DIRECTIONS FOR THIS TASK. Copy the listing exactly, images excluded.

RECORDS SHOWN.
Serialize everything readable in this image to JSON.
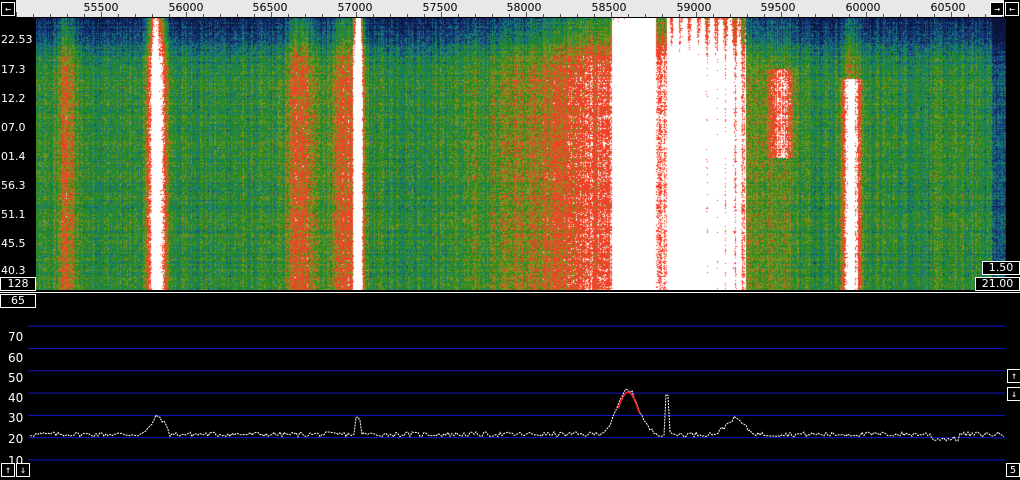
{
  "freq_axis": {
    "labels": [
      "55500",
      "56000",
      "56500",
      "57000",
      "57500",
      "58000",
      "58500",
      "59000",
      "59500",
      "60000",
      "60500"
    ],
    "left_button": "←",
    "right_buttons": [
      "→",
      "←"
    ]
  },
  "waterfall": {
    "time_labels": [
      "22.53",
      "17.3",
      "12.2",
      "07.0",
      "01.4",
      "56.3",
      "51.1",
      "45.5",
      "40.3"
    ],
    "avg_value": "128",
    "scale_top": "1.50",
    "scale_bottom": "21.00"
  },
  "spectrum": {
    "top_value": "65",
    "db_labels": [
      "70",
      "60",
      "50",
      "40",
      "30",
      "20",
      "10"
    ],
    "up_button": "↑",
    "down_button": "↓",
    "corner_value": "5"
  },
  "colors": {
    "background": "#000000",
    "grid": "#1414c8",
    "trace": "#ffffff",
    "peak": "#ff2020"
  }
}
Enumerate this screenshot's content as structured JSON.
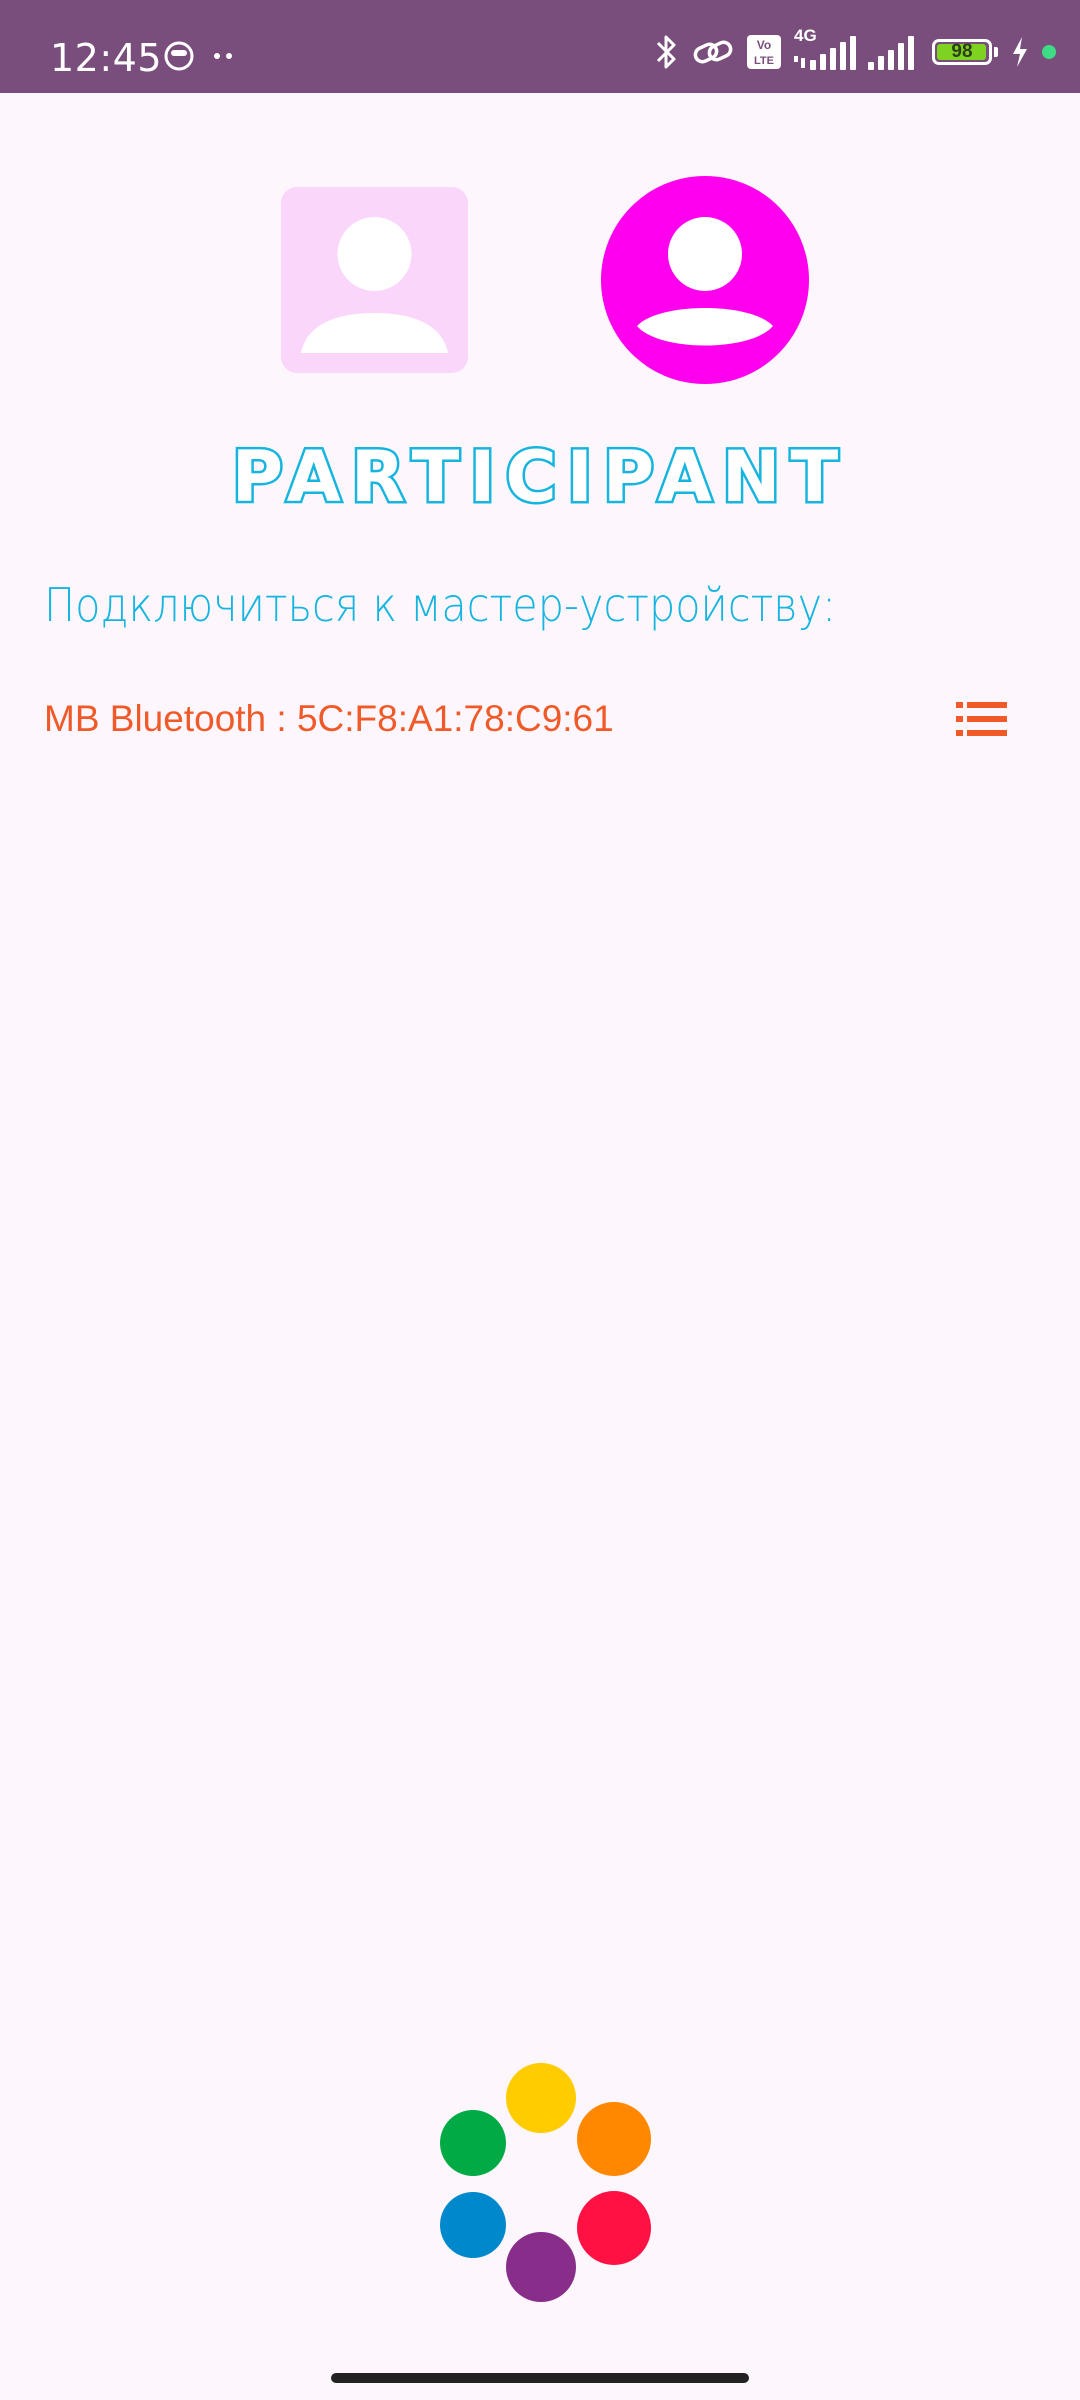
{
  "status_bar": {
    "time": "12:45",
    "battery_level": "98",
    "battery_fraction": 0.98,
    "network_type": "4G",
    "volte_line1": "Vo",
    "volte_line2": "LTE",
    "icons": [
      "face-icon",
      "dots-icon",
      "bluetooth-icon",
      "link-icon",
      "volte-icon",
      "signal-icon",
      "signal-icon",
      "battery-icon",
      "charging-icon",
      "green-dot"
    ]
  },
  "avatars": {
    "left": {
      "icon": "person-icon",
      "color": "#fbd6fb"
    },
    "right": {
      "icon": "person-icon",
      "color": "#ff00ee"
    }
  },
  "title": "PARTICIPANT",
  "subtitle": "Подключиться к мастер-устройству:",
  "device": {
    "label": "MB Bluetooth : 5C:F8:A1:78:C9:61",
    "icon": "list-icon",
    "color": "#f05a28"
  },
  "loader": {
    "icon": "loading-dots-icon",
    "colors": [
      "#ffcc00",
      "#ff8800",
      "#ff1144",
      "#882e8a",
      "#0088cc",
      "#00aa44"
    ]
  },
  "theme": {
    "status_bar": "#7a4e7c",
    "background": "#fdf7fd",
    "title_stroke": "#16b5df"
  }
}
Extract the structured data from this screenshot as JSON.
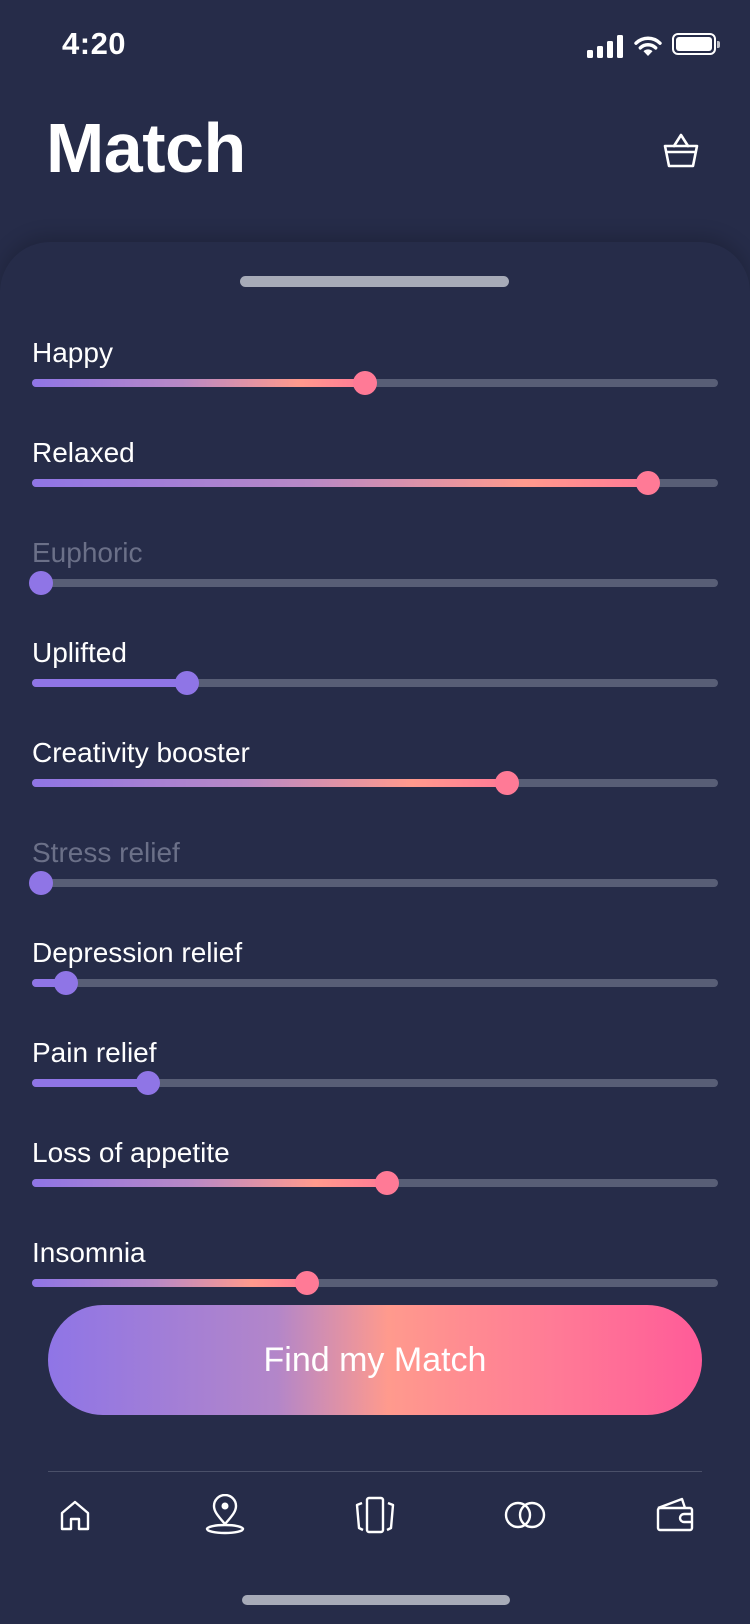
{
  "status_bar": {
    "time": "4:20"
  },
  "header": {
    "title": "Match"
  },
  "sliders": [
    {
      "label": "Happy",
      "value": 0.486,
      "enabled": true
    },
    {
      "label": "Relaxed",
      "value": 0.898,
      "enabled": true
    },
    {
      "label": "Euphoric",
      "value": 0.012,
      "enabled": false
    },
    {
      "label": "Uplifted",
      "value": 0.226,
      "enabled": true
    },
    {
      "label": "Creativity booster",
      "value": 0.693,
      "enabled": true
    },
    {
      "label": "Stress relief",
      "value": 0.012,
      "enabled": false
    },
    {
      "label": "Depression relief",
      "value": 0.05,
      "enabled": true
    },
    {
      "label": "Pain relief",
      "value": 0.169,
      "enabled": true
    },
    {
      "label": "Loss of appetite",
      "value": 0.518,
      "enabled": true
    },
    {
      "label": "Insomnia",
      "value": 0.401,
      "enabled": true
    }
  ],
  "cta": {
    "label": "Find my Match"
  },
  "tab_bar": {
    "items": [
      "home-icon",
      "location-pin-icon",
      "cards-icon",
      "match-icon",
      "wallet-icon"
    ]
  },
  "colors": {
    "background": "#262c49",
    "track": "#585e76",
    "purple": "#8f75e6",
    "pink": "#ff7a96",
    "disabled_text": "#6b7088"
  }
}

RESPONSE TO THIS EXERCISE.
Serialize everything readable in this image to JSON.
{
  "freq_axis": {
    "labels": [
      "55500",
      "56000",
      "56500",
      "57000",
      "57500",
      "58000",
      "58500",
      "59000",
      "59500",
      "60000",
      "60500"
    ],
    "left_button": "←",
    "right_buttons": [
      "→",
      "←"
    ]
  },
  "waterfall": {
    "time_labels": [
      "22.53",
      "17.3",
      "12.2",
      "07.0",
      "01.4",
      "56.3",
      "51.1",
      "45.5",
      "40.3"
    ],
    "avg_value": "128",
    "scale_top": "1.50",
    "scale_bottom": "21.00"
  },
  "spectrum": {
    "top_value": "65",
    "db_labels": [
      "70",
      "60",
      "50",
      "40",
      "30",
      "20",
      "10"
    ],
    "up_button": "↑",
    "down_button": "↓",
    "corner_value": "5"
  },
  "colors": {
    "background": "#000000",
    "grid": "#1414c8",
    "trace": "#ffffff",
    "peak": "#ff2020"
  }
}
Enumerate this screenshot's content as structured JSON.
{
  "status_bar": {
    "time": "12:45",
    "battery_level": "98",
    "battery_fraction": 0.98,
    "network_type": "4G",
    "volte_line1": "Vo",
    "volte_line2": "LTE",
    "icons": [
      "face-icon",
      "dots-icon",
      "bluetooth-icon",
      "link-icon",
      "volte-icon",
      "signal-icon",
      "signal-icon",
      "battery-icon",
      "charging-icon",
      "green-dot"
    ]
  },
  "avatars": {
    "left": {
      "icon": "person-icon",
      "color": "#fbd6fb"
    },
    "right": {
      "icon": "person-icon",
      "color": "#ff00ee"
    }
  },
  "title": "PARTICIPANT",
  "subtitle": "Подключиться к мастер-устройству:",
  "device": {
    "label": "MB Bluetooth : 5C:F8:A1:78:C9:61",
    "icon": "list-icon",
    "color": "#f05a28"
  },
  "loader": {
    "icon": "loading-dots-icon",
    "colors": [
      "#ffcc00",
      "#ff8800",
      "#ff1144",
      "#882e8a",
      "#0088cc",
      "#00aa44"
    ]
  },
  "theme": {
    "status_bar": "#7a4e7c",
    "background": "#fdf7fd",
    "title_stroke": "#16b5df"
  }
}
Extract the structured data from this screenshot as JSON.
{
  "status_bar": {
    "time": "4:20"
  },
  "header": {
    "title": "Match"
  },
  "sliders": [
    {
      "label": "Happy",
      "value": 0.486,
      "enabled": true
    },
    {
      "label": "Relaxed",
      "value": 0.898,
      "enabled": true
    },
    {
      "label": "Euphoric",
      "value": 0.012,
      "enabled": false
    },
    {
      "label": "Uplifted",
      "value": 0.226,
      "enabled": true
    },
    {
      "label": "Creativity booster",
      "value": 0.693,
      "enabled": true
    },
    {
      "label": "Stress relief",
      "value": 0.012,
      "enabled": false
    },
    {
      "label": "Depression relief",
      "value": 0.05,
      "enabled": true
    },
    {
      "label": "Pain relief",
      "value": 0.169,
      "enabled": true
    },
    {
      "label": "Loss of appetite",
      "value": 0.518,
      "enabled": true
    },
    {
      "label": "Insomnia",
      "value": 0.401,
      "enabled": true
    }
  ],
  "cta": {
    "label": "Find my Match"
  },
  "tab_bar": {
    "items": [
      "home-icon",
      "location-pin-icon",
      "cards-icon",
      "match-icon",
      "wallet-icon"
    ]
  },
  "colors": {
    "background": "#262c49",
    "track": "#585e76",
    "purple": "#8f75e6",
    "pink": "#ff7a96",
    "disabled_text": "#6b7088"
  }
}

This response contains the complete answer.